(GIVEN RECORDS)
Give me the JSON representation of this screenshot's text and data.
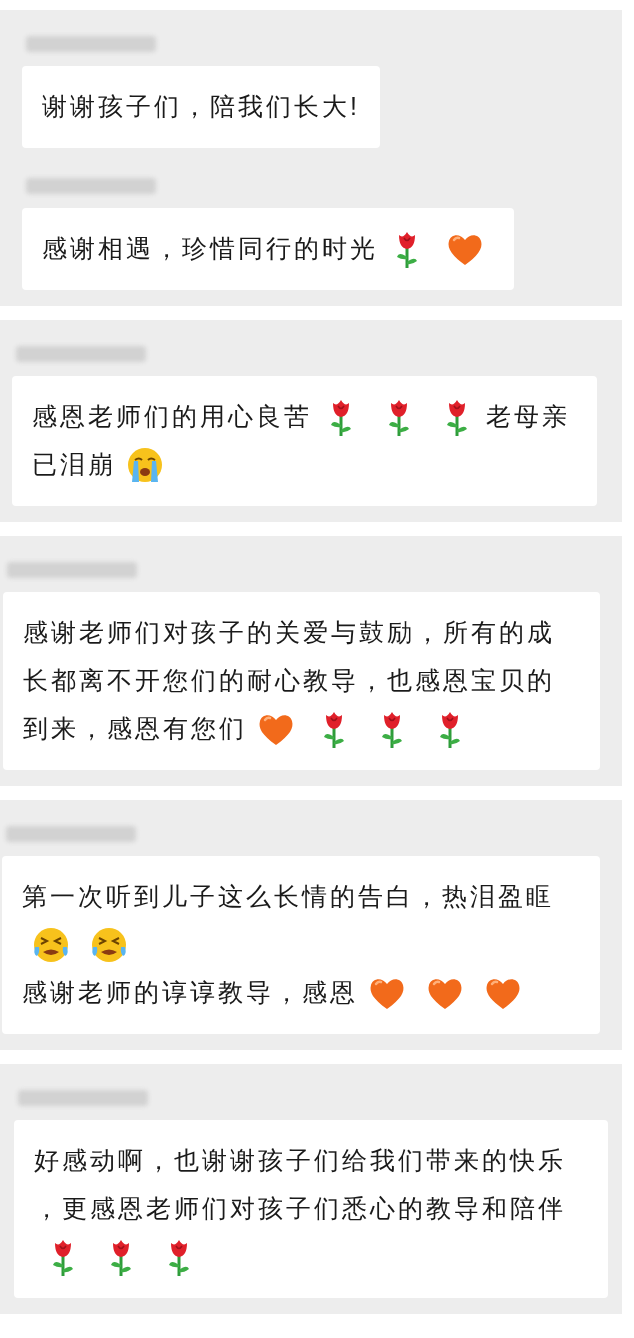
{
  "threads": [
    {
      "comments": [
        {
          "name_blurred": true,
          "lines": [
            [
              {
                "kind": "text",
                "text": "谢谢孩子们，陪我们长大!"
              }
            ]
          ]
        },
        {
          "name_blurred": true,
          "lines": [
            [
              {
                "kind": "text",
                "text": "感谢相遇，珍惜同行的时光"
              },
              {
                "kind": "rose"
              },
              {
                "kind": "heart"
              }
            ]
          ]
        }
      ]
    },
    {
      "comments": [
        {
          "name_blurred": true,
          "lines": [
            [
              {
                "kind": "text",
                "text": "感恩老师们的用心良苦"
              },
              {
                "kind": "rose"
              },
              {
                "kind": "rose"
              },
              {
                "kind": "rose"
              },
              {
                "kind": "text",
                "text": "老母亲"
              }
            ],
            [
              {
                "kind": "text",
                "text": "已泪崩"
              },
              {
                "kind": "crying"
              }
            ]
          ]
        }
      ]
    },
    {
      "comments": [
        {
          "name_blurred": true,
          "lines": [
            [
              {
                "kind": "text",
                "text": "感谢老师们对孩子的关爱与鼓励，所有的成"
              }
            ],
            [
              {
                "kind": "text",
                "text": "长都离不开您们的耐心教导，也感恩宝贝的"
              }
            ],
            [
              {
                "kind": "text",
                "text": "到来，感恩有您们"
              },
              {
                "kind": "heart"
              },
              {
                "kind": "rose"
              },
              {
                "kind": "rose"
              },
              {
                "kind": "rose"
              }
            ]
          ]
        }
      ]
    },
    {
      "comments": [
        {
          "name_blurred": true,
          "lines": [
            [
              {
                "kind": "text",
                "text": "第一次听到儿子这么长情的告白，热泪盈眶"
              }
            ],
            [
              {
                "kind": "sobbing"
              },
              {
                "kind": "sobbing"
              }
            ],
            [
              {
                "kind": "text",
                "text": "感谢老师的谆谆教导，感恩"
              },
              {
                "kind": "heart"
              },
              {
                "kind": "heart"
              },
              {
                "kind": "heart"
              }
            ]
          ]
        }
      ]
    },
    {
      "comments": [
        {
          "name_blurred": true,
          "lines": [
            [
              {
                "kind": "text",
                "text": "好感动啊，也谢谢孩子们给我们带来的快乐"
              }
            ],
            [
              {
                "kind": "text",
                "text": "，更感恩老师们对孩子们悉心的教导和陪伴"
              }
            ],
            [
              {
                "kind": "rose"
              },
              {
                "kind": "rose"
              },
              {
                "kind": "rose"
              }
            ]
          ]
        }
      ]
    }
  ]
}
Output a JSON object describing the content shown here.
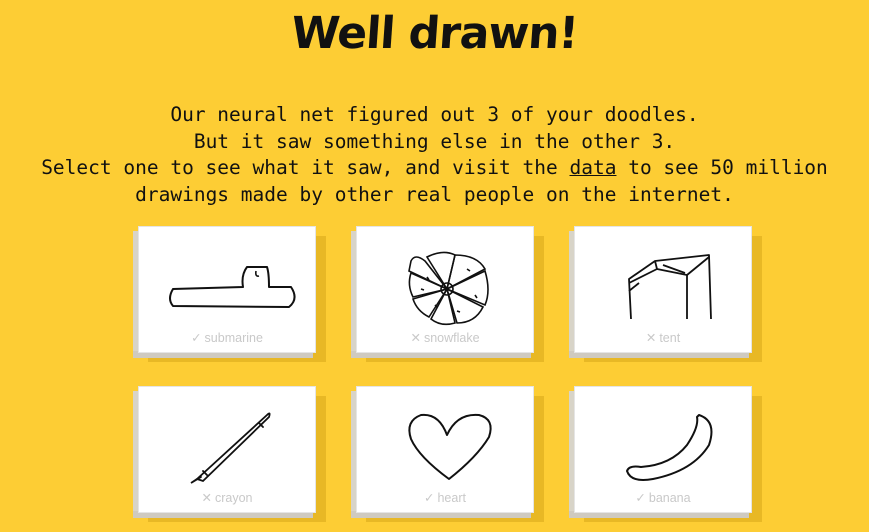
{
  "title": "Well drawn!",
  "message": {
    "line1": "Our neural net figured out 3 of your doodles.",
    "line2": "But it saw something else in the other 3.",
    "line3_before": "Select one to see what it saw, and visit the ",
    "line3_link": "data",
    "line3_after": " to see 50 million",
    "line4": "drawings made by other real people on the internet."
  },
  "cards": [
    {
      "label": "submarine",
      "mark": "✓",
      "recognized": true
    },
    {
      "label": "snowflake",
      "mark": "✕",
      "recognized": false
    },
    {
      "label": "tent",
      "mark": "✕",
      "recognized": false
    },
    {
      "label": "crayon",
      "mark": "✕",
      "recognized": false
    },
    {
      "label": "heart",
      "mark": "✓",
      "recognized": true
    },
    {
      "label": "banana",
      "mark": "✓",
      "recognized": true
    }
  ],
  "colors": {
    "background": "#fdcd34",
    "card": "#ffffff",
    "label": "#c9c9c9"
  }
}
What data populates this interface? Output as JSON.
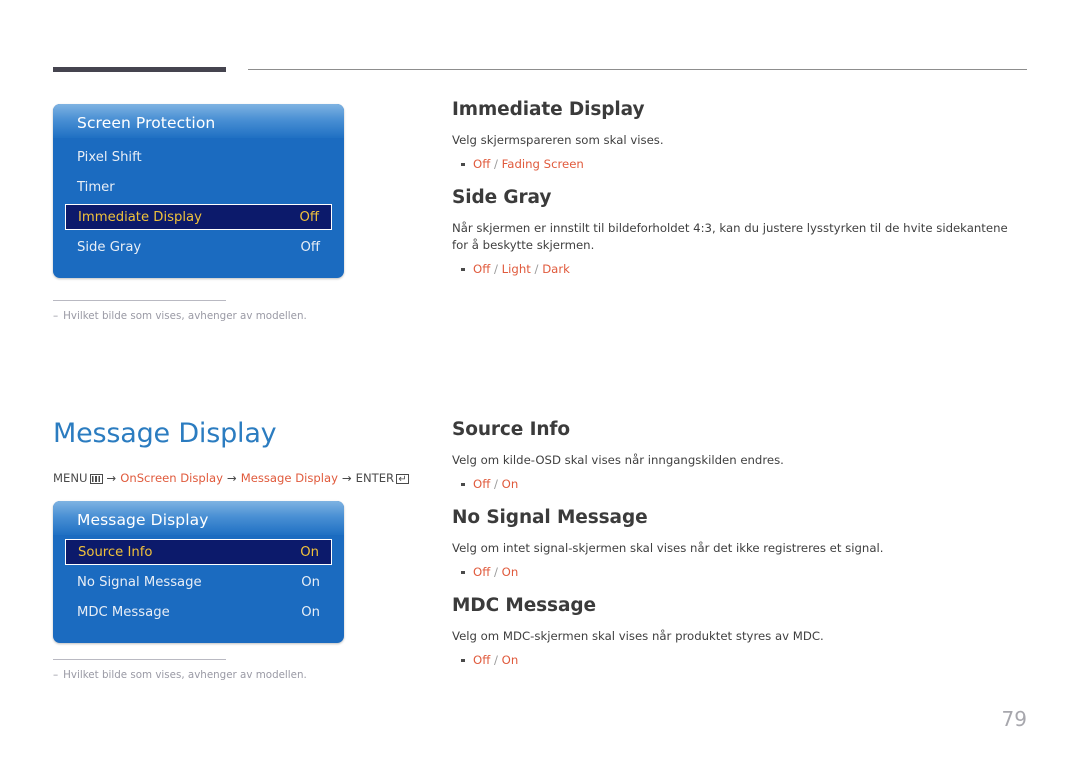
{
  "colors": {
    "accent_blue": "#2b7cc0",
    "accent_orange": "#e05a3c",
    "osd_blue": "#1b6bc0",
    "osd_selected_bg": "#0c1a6b",
    "osd_selected_text": "#f0c13b",
    "heading_gray": "#3b3b3b",
    "note_gray": "#9a9aa5",
    "rule_dark": "#45444f"
  },
  "osd_panels": [
    {
      "title": "Screen Protection",
      "rows": [
        {
          "label": "Pixel Shift",
          "value": "",
          "selected": false
        },
        {
          "label": "Timer",
          "value": "",
          "selected": false
        },
        {
          "label": "Immediate Display",
          "value": "Off",
          "selected": true
        },
        {
          "label": "Side Gray",
          "value": "Off",
          "selected": false
        }
      ]
    },
    {
      "title": "Message Display",
      "rows": [
        {
          "label": "Source Info",
          "value": "On",
          "selected": true
        },
        {
          "label": "No Signal Message",
          "value": "On",
          "selected": false
        },
        {
          "label": "MDC Message",
          "value": "On",
          "selected": false
        }
      ]
    }
  ],
  "notes": [
    {
      "dash": "–",
      "text": "Hvilket bilde som vises, avhenger av modellen."
    },
    {
      "dash": "–",
      "text": "Hvilket bilde som vises, avhenger av modellen."
    }
  ],
  "section": {
    "title": "Message Display",
    "breadcrumb": {
      "menu_label": "MENU",
      "menu_icon": "menu-bars-icon",
      "arrow": "→",
      "path_1": "OnScreen Display",
      "path_2": "Message Display",
      "enter_label": "ENTER",
      "enter_icon": "enter-return-icon"
    }
  },
  "right_sections": [
    {
      "id": "immediate-display",
      "heading": "Immediate Display",
      "paragraph": "Velg skjermspareren som skal vises.",
      "options": [
        "Off",
        "Fading Screen"
      ]
    },
    {
      "id": "side-gray",
      "heading": "Side Gray",
      "paragraph": "Når skjermen er innstilt til bildeforholdet 4:3, kan du justere lysstyrken til de hvite sidekantene for å beskytte skjermen.",
      "options": [
        "Off",
        "Light",
        "Dark"
      ]
    },
    {
      "id": "source-info",
      "heading": "Source Info",
      "paragraph": "Velg om kilde-OSD skal vises når inngangskilden endres.",
      "options": [
        "Off",
        "On"
      ]
    },
    {
      "id": "no-signal-message",
      "heading": "No Signal Message",
      "paragraph": "Velg om intet signal-skjermen skal vises når det ikke registreres et signal.",
      "options": [
        "Off",
        "On"
      ]
    },
    {
      "id": "mdc-message",
      "heading": "MDC Message",
      "paragraph": "Velg om MDC-skjermen skal vises når produktet styres av MDC.",
      "options": [
        "Off",
        "On"
      ]
    }
  ],
  "page_number": "79"
}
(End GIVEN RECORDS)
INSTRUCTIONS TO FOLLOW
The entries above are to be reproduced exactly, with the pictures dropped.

EXERCISE RESPONSE
Give me the JSON representation of this screenshot's text and data.
{
  "threads": [
    {
      "comments": [
        {
          "name_blurred": true,
          "lines": [
            [
              {
                "kind": "text",
                "text": "谢谢孩子们，陪我们长大!"
              }
            ]
          ]
        },
        {
          "name_blurred": true,
          "lines": [
            [
              {
                "kind": "text",
                "text": "感谢相遇，珍惜同行的时光"
              },
              {
                "kind": "rose"
              },
              {
                "kind": "heart"
              }
            ]
          ]
        }
      ]
    },
    {
      "comments": [
        {
          "name_blurred": true,
          "lines": [
            [
              {
                "kind": "text",
                "text": "感恩老师们的用心良苦"
              },
              {
                "kind": "rose"
              },
              {
                "kind": "rose"
              },
              {
                "kind": "rose"
              },
              {
                "kind": "text",
                "text": "老母亲"
              }
            ],
            [
              {
                "kind": "text",
                "text": "已泪崩"
              },
              {
                "kind": "crying"
              }
            ]
          ]
        }
      ]
    },
    {
      "comments": [
        {
          "name_blurred": true,
          "lines": [
            [
              {
                "kind": "text",
                "text": "感谢老师们对孩子的关爱与鼓励，所有的成"
              }
            ],
            [
              {
                "kind": "text",
                "text": "长都离不开您们的耐心教导，也感恩宝贝的"
              }
            ],
            [
              {
                "kind": "text",
                "text": "到来，感恩有您们"
              },
              {
                "kind": "heart"
              },
              {
                "kind": "rose"
              },
              {
                "kind": "rose"
              },
              {
                "kind": "rose"
              }
            ]
          ]
        }
      ]
    },
    {
      "comments": [
        {
          "name_blurred": true,
          "lines": [
            [
              {
                "kind": "text",
                "text": "第一次听到儿子这么长情的告白，热泪盈眶"
              }
            ],
            [
              {
                "kind": "sobbing"
              },
              {
                "kind": "sobbing"
              }
            ],
            [
              {
                "kind": "text",
                "text": "感谢老师的谆谆教导，感恩"
              },
              {
                "kind": "heart"
              },
              {
                "kind": "heart"
              },
              {
                "kind": "heart"
              }
            ]
          ]
        }
      ]
    },
    {
      "comments": [
        {
          "name_blurred": true,
          "lines": [
            [
              {
                "kind": "text",
                "text": "好感动啊，也谢谢孩子们给我们带来的快乐"
              }
            ],
            [
              {
                "kind": "text",
                "text": "，更感恩老师们对孩子们悉心的教导和陪伴"
              }
            ],
            [
              {
                "kind": "rose"
              },
              {
                "kind": "rose"
              },
              {
                "kind": "rose"
              }
            ]
          ]
        }
      ]
    }
  ]
}
Output a JSON object describing the content shown here.
{
  "title": "Well drawn!",
  "message": {
    "line1": "Our neural net figured out 3 of your doodles.",
    "line2": "But it saw something else in the other 3.",
    "line3_before": "Select one to see what it saw, and visit the ",
    "line3_link": "data",
    "line3_after": " to see 50 million",
    "line4": "drawings made by other real people on the internet."
  },
  "cards": [
    {
      "label": "submarine",
      "mark": "✓",
      "recognized": true
    },
    {
      "label": "snowflake",
      "mark": "✕",
      "recognized": false
    },
    {
      "label": "tent",
      "mark": "✕",
      "recognized": false
    },
    {
      "label": "crayon",
      "mark": "✕",
      "recognized": false
    },
    {
      "label": "heart",
      "mark": "✓",
      "recognized": true
    },
    {
      "label": "banana",
      "mark": "✓",
      "recognized": true
    }
  ],
  "colors": {
    "background": "#fdcd34",
    "card": "#ffffff",
    "label": "#c9c9c9"
  }
}
What data populates this interface? Output as JSON.
{
  "colors": {
    "accent_blue": "#2b7cc0",
    "accent_orange": "#e05a3c",
    "osd_blue": "#1b6bc0",
    "osd_selected_bg": "#0c1a6b",
    "osd_selected_text": "#f0c13b",
    "heading_gray": "#3b3b3b",
    "note_gray": "#9a9aa5",
    "rule_dark": "#45444f"
  },
  "osd_panels": [
    {
      "title": "Screen Protection",
      "rows": [
        {
          "label": "Pixel Shift",
          "value": "",
          "selected": false
        },
        {
          "label": "Timer",
          "value": "",
          "selected": false
        },
        {
          "label": "Immediate Display",
          "value": "Off",
          "selected": true
        },
        {
          "label": "Side Gray",
          "value": "Off",
          "selected": false
        }
      ]
    },
    {
      "title": "Message Display",
      "rows": [
        {
          "label": "Source Info",
          "value": "On",
          "selected": true
        },
        {
          "label": "No Signal Message",
          "value": "On",
          "selected": false
        },
        {
          "label": "MDC Message",
          "value": "On",
          "selected": false
        }
      ]
    }
  ],
  "notes": [
    {
      "dash": "–",
      "text": "Hvilket bilde som vises, avhenger av modellen."
    },
    {
      "dash": "–",
      "text": "Hvilket bilde som vises, avhenger av modellen."
    }
  ],
  "section": {
    "title": "Message Display",
    "breadcrumb": {
      "menu_label": "MENU",
      "menu_icon": "menu-bars-icon",
      "arrow": "→",
      "path_1": "OnScreen Display",
      "path_2": "Message Display",
      "enter_label": "ENTER",
      "enter_icon": "enter-return-icon"
    }
  },
  "right_sections": [
    {
      "id": "immediate-display",
      "heading": "Immediate Display",
      "paragraph": "Velg skjermspareren som skal vises.",
      "options": [
        "Off",
        "Fading Screen"
      ]
    },
    {
      "id": "side-gray",
      "heading": "Side Gray",
      "paragraph": "Når skjermen er innstilt til bildeforholdet 4:3, kan du justere lysstyrken til de hvite sidekantene for å beskytte skjermen.",
      "options": [
        "Off",
        "Light",
        "Dark"
      ]
    },
    {
      "id": "source-info",
      "heading": "Source Info",
      "paragraph": "Velg om kilde-OSD skal vises når inngangskilden endres.",
      "options": [
        "Off",
        "On"
      ]
    },
    {
      "id": "no-signal-message",
      "heading": "No Signal Message",
      "paragraph": "Velg om intet signal-skjermen skal vises når det ikke registreres et signal.",
      "options": [
        "Off",
        "On"
      ]
    },
    {
      "id": "mdc-message",
      "heading": "MDC Message",
      "paragraph": "Velg om MDC-skjermen skal vises når produktet styres av MDC.",
      "options": [
        "Off",
        "On"
      ]
    }
  ],
  "page_number": "79"
}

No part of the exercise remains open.